REQUIRED WORK:
Return, from the material below, each line in which "What" occurs.

INPUT MATERIAL:
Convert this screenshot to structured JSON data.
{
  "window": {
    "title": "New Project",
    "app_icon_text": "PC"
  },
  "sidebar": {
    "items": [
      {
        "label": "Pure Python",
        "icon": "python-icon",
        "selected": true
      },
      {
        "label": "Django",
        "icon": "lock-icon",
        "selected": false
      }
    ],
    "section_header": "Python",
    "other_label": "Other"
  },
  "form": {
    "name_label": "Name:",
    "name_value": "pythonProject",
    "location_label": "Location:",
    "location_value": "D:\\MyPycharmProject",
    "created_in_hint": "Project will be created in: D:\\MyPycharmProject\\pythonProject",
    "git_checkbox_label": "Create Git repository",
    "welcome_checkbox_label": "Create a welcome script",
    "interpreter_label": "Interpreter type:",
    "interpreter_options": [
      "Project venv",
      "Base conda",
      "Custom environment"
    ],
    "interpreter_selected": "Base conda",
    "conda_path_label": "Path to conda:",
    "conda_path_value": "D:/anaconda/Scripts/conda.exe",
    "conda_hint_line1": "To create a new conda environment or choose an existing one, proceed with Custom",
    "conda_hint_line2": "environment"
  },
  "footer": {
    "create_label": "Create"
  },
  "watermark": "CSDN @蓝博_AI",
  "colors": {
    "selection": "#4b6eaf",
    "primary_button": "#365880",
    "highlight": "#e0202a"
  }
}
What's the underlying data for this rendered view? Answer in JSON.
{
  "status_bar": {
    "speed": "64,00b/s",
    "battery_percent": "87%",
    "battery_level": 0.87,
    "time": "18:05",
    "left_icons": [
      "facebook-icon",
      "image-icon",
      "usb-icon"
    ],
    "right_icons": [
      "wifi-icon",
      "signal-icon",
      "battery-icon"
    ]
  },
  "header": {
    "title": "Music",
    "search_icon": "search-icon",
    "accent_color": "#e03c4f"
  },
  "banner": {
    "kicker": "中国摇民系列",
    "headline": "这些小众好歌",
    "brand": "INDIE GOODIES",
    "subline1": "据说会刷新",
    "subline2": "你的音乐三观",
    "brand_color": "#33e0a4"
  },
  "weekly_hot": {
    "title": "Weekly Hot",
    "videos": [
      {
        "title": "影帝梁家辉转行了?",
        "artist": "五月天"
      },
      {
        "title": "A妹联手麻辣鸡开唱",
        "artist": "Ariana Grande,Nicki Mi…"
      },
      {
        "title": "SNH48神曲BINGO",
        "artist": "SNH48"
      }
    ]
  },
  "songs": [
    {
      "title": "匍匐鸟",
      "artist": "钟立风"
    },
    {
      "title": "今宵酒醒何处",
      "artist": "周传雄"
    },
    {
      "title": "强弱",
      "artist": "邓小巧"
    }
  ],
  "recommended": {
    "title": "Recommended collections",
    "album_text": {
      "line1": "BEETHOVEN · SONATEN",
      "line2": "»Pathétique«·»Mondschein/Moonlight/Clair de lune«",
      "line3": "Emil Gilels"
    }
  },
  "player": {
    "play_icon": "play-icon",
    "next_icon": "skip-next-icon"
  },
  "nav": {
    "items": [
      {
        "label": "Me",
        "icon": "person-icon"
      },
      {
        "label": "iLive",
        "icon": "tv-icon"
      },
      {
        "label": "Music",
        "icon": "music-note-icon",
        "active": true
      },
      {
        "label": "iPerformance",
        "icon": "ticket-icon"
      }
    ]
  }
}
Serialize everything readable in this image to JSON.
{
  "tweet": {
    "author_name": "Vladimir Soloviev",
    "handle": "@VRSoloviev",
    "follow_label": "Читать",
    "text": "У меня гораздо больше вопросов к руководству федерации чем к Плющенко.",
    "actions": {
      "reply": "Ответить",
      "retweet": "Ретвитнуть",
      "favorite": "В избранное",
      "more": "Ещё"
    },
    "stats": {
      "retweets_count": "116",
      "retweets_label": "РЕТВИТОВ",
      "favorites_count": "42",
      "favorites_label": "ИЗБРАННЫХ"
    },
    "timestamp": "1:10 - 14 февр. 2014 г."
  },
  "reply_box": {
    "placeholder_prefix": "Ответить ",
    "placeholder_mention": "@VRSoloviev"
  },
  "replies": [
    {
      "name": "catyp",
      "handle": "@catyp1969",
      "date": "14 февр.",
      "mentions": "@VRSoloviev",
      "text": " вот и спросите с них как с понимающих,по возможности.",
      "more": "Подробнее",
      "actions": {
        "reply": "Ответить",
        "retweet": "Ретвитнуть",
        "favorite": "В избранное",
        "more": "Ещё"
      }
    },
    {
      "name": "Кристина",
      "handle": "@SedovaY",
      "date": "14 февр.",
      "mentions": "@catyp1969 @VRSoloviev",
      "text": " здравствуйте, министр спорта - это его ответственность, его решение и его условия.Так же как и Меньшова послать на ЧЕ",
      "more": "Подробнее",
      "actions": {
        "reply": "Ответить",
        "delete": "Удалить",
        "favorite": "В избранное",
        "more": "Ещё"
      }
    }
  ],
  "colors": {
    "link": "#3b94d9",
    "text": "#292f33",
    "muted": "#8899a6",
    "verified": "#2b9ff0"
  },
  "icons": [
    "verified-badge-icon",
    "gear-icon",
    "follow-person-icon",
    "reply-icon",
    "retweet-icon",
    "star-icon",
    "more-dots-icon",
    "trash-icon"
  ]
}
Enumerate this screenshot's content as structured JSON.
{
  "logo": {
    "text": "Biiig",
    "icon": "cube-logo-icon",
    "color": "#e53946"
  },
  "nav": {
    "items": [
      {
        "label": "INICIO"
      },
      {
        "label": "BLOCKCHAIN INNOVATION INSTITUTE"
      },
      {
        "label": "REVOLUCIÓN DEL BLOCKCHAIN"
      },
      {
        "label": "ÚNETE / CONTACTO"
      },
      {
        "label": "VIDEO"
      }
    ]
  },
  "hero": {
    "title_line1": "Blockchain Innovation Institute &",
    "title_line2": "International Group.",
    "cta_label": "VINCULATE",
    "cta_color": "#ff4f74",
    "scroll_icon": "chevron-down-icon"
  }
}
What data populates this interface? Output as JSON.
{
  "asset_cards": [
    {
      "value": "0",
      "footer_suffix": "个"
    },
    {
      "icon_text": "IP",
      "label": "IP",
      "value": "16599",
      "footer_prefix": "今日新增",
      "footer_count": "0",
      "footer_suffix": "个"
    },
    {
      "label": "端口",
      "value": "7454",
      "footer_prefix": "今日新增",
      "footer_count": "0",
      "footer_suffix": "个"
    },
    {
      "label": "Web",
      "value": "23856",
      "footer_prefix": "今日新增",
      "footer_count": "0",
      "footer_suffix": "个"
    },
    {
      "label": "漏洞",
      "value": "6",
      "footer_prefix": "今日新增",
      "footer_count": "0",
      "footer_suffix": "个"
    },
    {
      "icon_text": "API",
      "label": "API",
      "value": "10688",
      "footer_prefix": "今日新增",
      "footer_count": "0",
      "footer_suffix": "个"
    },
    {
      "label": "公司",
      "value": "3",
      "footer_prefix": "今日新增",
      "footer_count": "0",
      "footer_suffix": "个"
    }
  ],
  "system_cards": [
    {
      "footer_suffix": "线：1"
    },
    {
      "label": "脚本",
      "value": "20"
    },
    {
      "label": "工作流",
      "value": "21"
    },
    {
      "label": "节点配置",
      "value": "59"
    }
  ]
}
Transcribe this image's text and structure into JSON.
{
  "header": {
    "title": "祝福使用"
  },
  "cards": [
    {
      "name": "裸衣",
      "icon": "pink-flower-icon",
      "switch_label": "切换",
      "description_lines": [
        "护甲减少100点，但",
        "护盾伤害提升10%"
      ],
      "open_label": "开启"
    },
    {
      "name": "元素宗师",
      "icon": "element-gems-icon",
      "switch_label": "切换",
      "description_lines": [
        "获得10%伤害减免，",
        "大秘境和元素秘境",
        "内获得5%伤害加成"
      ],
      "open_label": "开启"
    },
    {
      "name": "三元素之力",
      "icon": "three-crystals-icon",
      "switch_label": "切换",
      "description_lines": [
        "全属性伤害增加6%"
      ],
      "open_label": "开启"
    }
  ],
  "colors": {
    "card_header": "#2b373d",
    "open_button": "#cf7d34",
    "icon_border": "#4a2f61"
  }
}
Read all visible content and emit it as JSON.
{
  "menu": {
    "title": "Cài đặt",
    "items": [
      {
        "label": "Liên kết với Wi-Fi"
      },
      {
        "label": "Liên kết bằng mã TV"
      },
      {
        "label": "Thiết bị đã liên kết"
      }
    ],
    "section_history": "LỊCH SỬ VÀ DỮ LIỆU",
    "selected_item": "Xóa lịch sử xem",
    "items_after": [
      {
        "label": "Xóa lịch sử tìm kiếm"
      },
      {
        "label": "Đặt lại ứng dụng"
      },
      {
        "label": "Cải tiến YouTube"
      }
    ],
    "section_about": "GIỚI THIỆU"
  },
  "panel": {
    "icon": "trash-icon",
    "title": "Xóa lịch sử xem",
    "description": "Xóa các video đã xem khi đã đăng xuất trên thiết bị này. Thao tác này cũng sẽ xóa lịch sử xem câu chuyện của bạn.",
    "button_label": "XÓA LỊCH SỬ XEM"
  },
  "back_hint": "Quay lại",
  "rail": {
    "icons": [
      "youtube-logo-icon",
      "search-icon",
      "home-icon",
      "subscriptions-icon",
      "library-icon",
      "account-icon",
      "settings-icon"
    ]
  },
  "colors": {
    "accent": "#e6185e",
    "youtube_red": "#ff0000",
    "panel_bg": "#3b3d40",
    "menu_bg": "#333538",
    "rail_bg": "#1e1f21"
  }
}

OUTPUT BELOW:
What's the underlying data for this rendered view? Answer in JSON.
What data populates this interface? Output as JSON.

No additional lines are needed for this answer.